Cultural Collage: ‘Views From New Orleans’ Art Work Featured In Covington

By Kathleen DesHotel | The New Orleans Advocate

This article originally appeared here

In New Orleans, a person can buy a dozen oysters on the half shell or second-line with the Dirty Dozen Brass Band. In Covington, art appreciators can view one dozen beautiful works that exemplify the culture, spirit, tradition or geography of greater New Orleans.

At the second annual Art Stroll to celebrate artists, the St. Tammany Art Association featured “Views from New Orleans: Selections from the New Orleans Museum of Art.” In this fifth annual collaboration between STAA and NOMA, 12 artworks were exhibited through the generous support of NOMA and Gulf Coast Bank & Trust.

Art works included featured works by well-known regional and national artists and represented the visual uniqueness of New Orleans. To kick off the evening, STAA President Reggie Badeaux spoke of his appreciation for the beautiful art from theNOMA permanent collection and of his gratitude for all who helped make this evening a reality.

Tracy Kennan, from NOMA, then spoke of the reason for the art chosen to be included and invited everyone to come to the gallery talk led by curator Alice Yelen Gitter. She said, “Through cityscapes, cultural scenes and landscapes these artists invite the viewer to ponder the distinguishing features that define New Orleans.”

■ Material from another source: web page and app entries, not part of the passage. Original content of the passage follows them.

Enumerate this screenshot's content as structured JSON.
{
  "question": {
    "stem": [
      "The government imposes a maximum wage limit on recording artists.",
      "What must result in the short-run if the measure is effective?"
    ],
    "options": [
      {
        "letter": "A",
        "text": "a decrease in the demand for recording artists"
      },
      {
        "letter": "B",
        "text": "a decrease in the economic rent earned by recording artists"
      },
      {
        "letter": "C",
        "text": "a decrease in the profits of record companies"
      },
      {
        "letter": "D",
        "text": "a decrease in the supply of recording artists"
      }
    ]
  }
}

The paintings on display were as varied as the people of New Orleans. Each painting taps into a part of the environment. For instance, among the contemporary works, two expressed in photorealism, “All Saints Day” by Shirley Rabé Massinter and “Orleans” by Davis Cone, give details that are more realistic than a photograph.

Rabé Massinter captures graves covered with fresh flowers in the Catholic tradition displayed on Nov. 1 with visits to pay respect to the deceased. The gray tombs play backdrop to the brilliantly colored and detailed flowers in a juxtaposition of life and death in hyperrealism.

Cone studies architectural features of the Saenger Theatre’s façade on Rampart Street. He is a preservationist of a bygone era, considering them nostalgic parlors of romance.

In “Cypress,” Simon Gunning, who lives in New Orleans but is from Sydney, Australia, a swamp scene designates local beauty in a landscape. He feels that the Australian bush and the Louisiana swamp share a sense of the hostile and beautiful as he arranges a division of reality and its reflection.

Two water scenes capture the landscape in colorful visions. “Rigolets” by Wayne Gonzales creates a memory of the Rigolets in dots ranging from darker bright green to lighter green dots on various yellows and greens in the background. Gonzales believes that his work is neither entirely representational nor abstract. Rather, it depends on the viewer’s visual relationship to it. From a distance it forms a clear image; close up it is an enticing series of colorful yellow and green dots.

The other water scene, “Rivers and Clouds,” is a printlike landscape image of Jefferson Island. Each of the many clouds in the same colors of grays outlined in black hover over the distinctly defined land of winding rivers and green vegetation also outlined in black. In a unique presentation using repeating shapes within the pattern, he emphasizes a synergistic relationship of elements in the environment.

In a soft acrylic on canvas expression, William B. Crowell brings us on a spiritual, sunny day streetcar ride. He memorized this image for later painting and gave it a title to match his experience: “Vision After the Sermon.” In the true New Orleans tradition of sharing what we have, he received 10 cases of rice as payment for a painting of Louis Armstrong, and donated it to the Ozanam Inn homeless shelter.

The well-known image of a main thoroughfare of the city is captured in oil by Gideon Townsend Stanton. “Rainy Night, Canal Street, New Orleans” depicts architecture of iconic hotels like Hotel New Orleans, Jung Hotel and the Lowes lined by shiny wet streets that people with umbrellas wait to cross.

In 1935, Stanton became the first state director of the Works Progress Administration Federal Art Project. He was dedicated to bringing art into the daily lives of Americans and providing work for artists.

Dedicated to the aftermath of Hurricane Katrina, “We Will Rise Again,” painted by George Rodrigue in 2005, presents the familiar blue dog. It was created to raise funds for his Art Campaign for Recovery. From the five-part series, he raised $2.5 million. The Blue Dog is recognized worldwide, but locally, he is especially memorable in this painting keeping his head above water with the American flag and Red Cross supporting him.

New Orleans is more than just a Southern city; it is an intense conglomerate of spiritual beliefs, sensible and not-so-sensible traditions, with its own way to celebrate, join, enjoy the environment, and respect life and death. This is captured ably in the current exhibition, compliments of NOMA, at STAA on 320 Columbia Street in Covington until Oct. 25.

For information, call STAA Executive Director Cindy Pulling at (985) 892-8650.

Kathleen DesHotel writes about the cultural arts in St. Tammany. To reach her, email